April 23, 2020
Kenyon has temporarily adjusted its operations due to the COVID-19 pandemic. Read more here.
As an academic year like no other comes to a close, we spoke to faculty about the techniques they used to take a Kenyon education out of Gambier and into the world.
For her “Intermediate Modern Dance” class, Craig-Quijada borrowed an idea from dance-filmmaker Mitchell Rose, who adapted the “exquisite corpse” method often used to compose collective written stories into an “exquisite dance corps.” She instructed her dance students to film themselves at home, following only two rules: 1) Your movement phrase starts where the previous person left off, and 2) you must incorporate an “arm gesture” phrase, so there is a theme common to all of the phrases.
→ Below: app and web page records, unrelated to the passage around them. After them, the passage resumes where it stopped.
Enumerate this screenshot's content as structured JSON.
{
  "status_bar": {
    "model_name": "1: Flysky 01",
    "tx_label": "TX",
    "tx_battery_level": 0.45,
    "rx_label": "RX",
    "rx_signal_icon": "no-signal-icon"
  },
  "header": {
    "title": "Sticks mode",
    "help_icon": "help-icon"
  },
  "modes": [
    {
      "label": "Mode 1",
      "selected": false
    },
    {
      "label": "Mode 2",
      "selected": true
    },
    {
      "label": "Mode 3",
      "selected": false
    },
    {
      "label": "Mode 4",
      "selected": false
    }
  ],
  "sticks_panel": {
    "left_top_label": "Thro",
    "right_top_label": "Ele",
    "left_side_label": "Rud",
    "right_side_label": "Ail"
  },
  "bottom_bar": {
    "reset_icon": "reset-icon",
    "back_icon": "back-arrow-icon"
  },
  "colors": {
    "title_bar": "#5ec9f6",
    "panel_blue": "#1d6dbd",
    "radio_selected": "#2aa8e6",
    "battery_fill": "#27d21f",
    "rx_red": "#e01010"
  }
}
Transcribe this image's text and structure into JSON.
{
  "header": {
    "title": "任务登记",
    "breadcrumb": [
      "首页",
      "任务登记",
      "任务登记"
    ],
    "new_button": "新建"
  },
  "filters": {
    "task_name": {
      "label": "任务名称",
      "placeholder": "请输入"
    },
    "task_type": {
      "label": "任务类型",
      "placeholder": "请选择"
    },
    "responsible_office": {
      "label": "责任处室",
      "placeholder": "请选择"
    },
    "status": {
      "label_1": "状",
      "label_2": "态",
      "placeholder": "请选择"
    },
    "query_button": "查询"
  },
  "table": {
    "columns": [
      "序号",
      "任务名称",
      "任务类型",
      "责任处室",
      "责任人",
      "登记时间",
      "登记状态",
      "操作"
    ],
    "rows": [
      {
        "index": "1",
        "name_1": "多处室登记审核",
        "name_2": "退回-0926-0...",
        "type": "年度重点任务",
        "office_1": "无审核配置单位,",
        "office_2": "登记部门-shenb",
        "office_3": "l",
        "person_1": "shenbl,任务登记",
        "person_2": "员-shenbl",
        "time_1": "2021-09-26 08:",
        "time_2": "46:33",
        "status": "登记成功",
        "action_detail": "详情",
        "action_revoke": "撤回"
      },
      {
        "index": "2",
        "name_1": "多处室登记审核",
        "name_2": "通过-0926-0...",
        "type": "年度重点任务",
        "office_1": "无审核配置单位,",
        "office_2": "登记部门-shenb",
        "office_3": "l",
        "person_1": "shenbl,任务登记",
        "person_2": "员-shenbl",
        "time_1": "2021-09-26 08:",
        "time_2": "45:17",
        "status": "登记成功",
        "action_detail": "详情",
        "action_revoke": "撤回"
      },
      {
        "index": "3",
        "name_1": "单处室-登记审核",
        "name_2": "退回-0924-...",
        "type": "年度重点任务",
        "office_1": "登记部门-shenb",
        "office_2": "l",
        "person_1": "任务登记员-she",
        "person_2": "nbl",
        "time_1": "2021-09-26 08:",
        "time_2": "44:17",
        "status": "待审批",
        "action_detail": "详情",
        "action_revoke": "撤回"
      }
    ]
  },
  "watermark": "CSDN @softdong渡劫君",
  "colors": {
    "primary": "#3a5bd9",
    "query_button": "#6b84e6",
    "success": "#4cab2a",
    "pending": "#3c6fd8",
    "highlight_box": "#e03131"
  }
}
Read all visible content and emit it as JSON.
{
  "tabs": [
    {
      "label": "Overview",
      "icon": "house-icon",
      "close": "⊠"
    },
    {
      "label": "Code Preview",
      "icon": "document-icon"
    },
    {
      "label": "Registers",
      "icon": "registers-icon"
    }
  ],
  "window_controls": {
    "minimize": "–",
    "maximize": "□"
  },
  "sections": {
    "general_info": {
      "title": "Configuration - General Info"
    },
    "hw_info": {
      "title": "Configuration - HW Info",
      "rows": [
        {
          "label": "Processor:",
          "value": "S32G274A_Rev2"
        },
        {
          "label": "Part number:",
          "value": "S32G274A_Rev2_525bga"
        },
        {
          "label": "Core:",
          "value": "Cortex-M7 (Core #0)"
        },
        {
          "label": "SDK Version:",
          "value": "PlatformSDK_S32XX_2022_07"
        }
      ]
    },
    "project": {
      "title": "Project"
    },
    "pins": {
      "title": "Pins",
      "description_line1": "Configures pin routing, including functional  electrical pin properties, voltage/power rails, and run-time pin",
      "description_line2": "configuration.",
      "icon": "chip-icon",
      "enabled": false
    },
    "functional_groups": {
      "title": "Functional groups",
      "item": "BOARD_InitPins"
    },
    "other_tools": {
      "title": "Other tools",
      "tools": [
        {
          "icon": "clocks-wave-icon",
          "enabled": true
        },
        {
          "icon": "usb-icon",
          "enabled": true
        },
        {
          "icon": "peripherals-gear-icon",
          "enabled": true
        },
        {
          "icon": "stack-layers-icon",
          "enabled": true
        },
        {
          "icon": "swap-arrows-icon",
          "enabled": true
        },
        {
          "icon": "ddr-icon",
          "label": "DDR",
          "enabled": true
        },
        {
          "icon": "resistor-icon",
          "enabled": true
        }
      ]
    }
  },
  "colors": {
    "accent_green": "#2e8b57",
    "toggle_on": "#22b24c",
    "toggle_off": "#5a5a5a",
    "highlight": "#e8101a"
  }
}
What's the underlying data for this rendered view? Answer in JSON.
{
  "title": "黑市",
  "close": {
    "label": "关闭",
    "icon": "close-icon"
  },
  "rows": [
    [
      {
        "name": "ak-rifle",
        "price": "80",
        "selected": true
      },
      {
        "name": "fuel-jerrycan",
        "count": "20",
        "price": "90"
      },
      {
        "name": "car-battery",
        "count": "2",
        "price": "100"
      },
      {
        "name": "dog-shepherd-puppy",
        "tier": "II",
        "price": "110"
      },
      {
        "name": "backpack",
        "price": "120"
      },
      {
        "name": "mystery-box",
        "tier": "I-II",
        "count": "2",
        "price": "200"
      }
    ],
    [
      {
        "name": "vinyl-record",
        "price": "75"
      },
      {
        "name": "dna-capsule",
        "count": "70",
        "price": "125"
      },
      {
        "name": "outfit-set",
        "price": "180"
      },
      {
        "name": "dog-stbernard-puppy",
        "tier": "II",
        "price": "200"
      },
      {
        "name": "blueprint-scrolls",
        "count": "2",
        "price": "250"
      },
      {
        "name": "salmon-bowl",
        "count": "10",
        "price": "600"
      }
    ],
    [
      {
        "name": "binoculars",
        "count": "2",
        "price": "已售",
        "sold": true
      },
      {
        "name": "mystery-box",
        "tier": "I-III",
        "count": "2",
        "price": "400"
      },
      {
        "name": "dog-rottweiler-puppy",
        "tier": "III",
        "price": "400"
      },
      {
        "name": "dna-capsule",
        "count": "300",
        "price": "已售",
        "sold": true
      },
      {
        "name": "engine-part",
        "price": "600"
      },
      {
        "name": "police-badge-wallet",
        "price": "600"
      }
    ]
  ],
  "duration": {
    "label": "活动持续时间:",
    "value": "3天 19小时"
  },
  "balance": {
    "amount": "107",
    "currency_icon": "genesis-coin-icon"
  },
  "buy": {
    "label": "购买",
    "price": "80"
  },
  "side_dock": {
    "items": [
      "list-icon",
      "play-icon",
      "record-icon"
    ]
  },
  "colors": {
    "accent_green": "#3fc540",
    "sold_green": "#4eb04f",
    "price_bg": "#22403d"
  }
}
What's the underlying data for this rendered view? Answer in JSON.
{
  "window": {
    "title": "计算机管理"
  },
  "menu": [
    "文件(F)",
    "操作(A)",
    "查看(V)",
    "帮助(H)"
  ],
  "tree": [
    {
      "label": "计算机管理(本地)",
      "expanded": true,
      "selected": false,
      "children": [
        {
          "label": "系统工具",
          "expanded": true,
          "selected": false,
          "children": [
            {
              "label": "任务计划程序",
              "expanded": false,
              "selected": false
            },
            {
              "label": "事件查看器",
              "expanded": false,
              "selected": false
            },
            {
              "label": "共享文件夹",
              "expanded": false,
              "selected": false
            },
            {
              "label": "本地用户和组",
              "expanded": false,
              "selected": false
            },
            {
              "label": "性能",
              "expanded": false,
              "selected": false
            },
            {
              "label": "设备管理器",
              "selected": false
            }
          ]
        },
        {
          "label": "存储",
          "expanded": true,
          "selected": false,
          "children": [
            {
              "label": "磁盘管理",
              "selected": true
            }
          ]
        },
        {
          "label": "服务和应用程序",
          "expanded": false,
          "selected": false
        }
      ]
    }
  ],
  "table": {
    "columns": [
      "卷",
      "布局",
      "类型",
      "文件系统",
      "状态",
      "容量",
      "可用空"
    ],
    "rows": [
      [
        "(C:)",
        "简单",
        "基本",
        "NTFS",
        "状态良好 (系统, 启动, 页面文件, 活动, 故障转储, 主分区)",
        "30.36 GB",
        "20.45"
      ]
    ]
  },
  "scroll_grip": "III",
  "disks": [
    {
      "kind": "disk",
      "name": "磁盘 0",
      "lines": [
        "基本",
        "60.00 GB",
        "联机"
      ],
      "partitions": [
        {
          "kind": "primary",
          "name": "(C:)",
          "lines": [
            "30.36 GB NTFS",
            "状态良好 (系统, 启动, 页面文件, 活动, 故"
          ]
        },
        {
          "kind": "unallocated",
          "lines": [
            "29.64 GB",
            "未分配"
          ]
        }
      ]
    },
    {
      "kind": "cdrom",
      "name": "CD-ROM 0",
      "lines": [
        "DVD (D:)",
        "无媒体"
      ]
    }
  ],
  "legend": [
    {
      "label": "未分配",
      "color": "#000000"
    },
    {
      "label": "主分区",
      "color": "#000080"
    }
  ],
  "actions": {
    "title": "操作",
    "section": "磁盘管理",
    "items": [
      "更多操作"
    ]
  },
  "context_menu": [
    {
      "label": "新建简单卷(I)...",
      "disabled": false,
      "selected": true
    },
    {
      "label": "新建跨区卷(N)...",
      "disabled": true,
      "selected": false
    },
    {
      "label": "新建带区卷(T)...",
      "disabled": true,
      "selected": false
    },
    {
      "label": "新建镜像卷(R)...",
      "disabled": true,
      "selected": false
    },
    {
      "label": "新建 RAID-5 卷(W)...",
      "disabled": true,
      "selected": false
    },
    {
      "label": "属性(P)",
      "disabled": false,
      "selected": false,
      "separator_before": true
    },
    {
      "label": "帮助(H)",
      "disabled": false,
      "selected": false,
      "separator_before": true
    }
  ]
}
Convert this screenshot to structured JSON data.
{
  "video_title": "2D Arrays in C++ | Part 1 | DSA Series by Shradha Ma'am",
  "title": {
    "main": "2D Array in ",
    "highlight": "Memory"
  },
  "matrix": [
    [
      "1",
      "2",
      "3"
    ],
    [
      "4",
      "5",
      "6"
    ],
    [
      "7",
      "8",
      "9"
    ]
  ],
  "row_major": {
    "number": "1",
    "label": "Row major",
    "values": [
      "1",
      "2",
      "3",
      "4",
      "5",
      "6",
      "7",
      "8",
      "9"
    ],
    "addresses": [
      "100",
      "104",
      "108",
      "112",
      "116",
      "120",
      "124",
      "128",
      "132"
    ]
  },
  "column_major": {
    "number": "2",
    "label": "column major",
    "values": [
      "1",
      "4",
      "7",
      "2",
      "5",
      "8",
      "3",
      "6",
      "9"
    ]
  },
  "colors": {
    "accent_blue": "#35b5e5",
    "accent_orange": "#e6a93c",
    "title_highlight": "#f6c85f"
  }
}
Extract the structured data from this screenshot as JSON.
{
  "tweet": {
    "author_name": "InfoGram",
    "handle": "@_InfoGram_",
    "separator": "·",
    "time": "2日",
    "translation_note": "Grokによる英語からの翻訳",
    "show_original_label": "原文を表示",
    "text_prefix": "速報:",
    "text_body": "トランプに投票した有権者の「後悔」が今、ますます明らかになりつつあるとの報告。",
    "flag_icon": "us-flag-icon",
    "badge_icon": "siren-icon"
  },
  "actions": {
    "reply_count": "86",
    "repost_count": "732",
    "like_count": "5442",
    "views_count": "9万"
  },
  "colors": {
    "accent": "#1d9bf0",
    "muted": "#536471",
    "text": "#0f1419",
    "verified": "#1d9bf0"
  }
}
Lindsey Conant ’21 edited the final dance video.
“All sorts of creative ideas have been floating around about how to teach movement classes online — or how to develop meaningful projects that keep us engaged and connected in ways other than dancing together in the same space,” Craig-Quijada said.
Turner constructed an innovative apparatus to film herself demonstrating lab experiments — an elastic headband with a camera attached, so that both of her hands would be free and physics students could observe the experiment from her point of view. In the below video, Turner demonstrates a simple experiment involving x-rays passed through a very thin sheet of pure nickel foil.
Turner’s students were able to have the same experience of analyzing the results of experiments, minus the time required to set up the sometimes tedious and repetitive procedures. Turner’s pre-recorded videos allowed her students — located all the way from the West Coast to Denmark — to learn on their own schedules.
For his introductory “Musical Styles” course, Sanders prepared video lectures with audio examples, which could be viewed asynchronously to allow students flexibility. In the below video, Sanders discusses the sonata-allegro form and the composer C.P.E. Bach.
Even after in-person classes are able to resume, Sanders may maintain some elements of the pedagogy he experimented with during remote learning. Noting that his students did particularly well on a certain music exam, Sanders theorized that having access to video versions of his lectures that could be watched multiple times helped students learn at their own pace.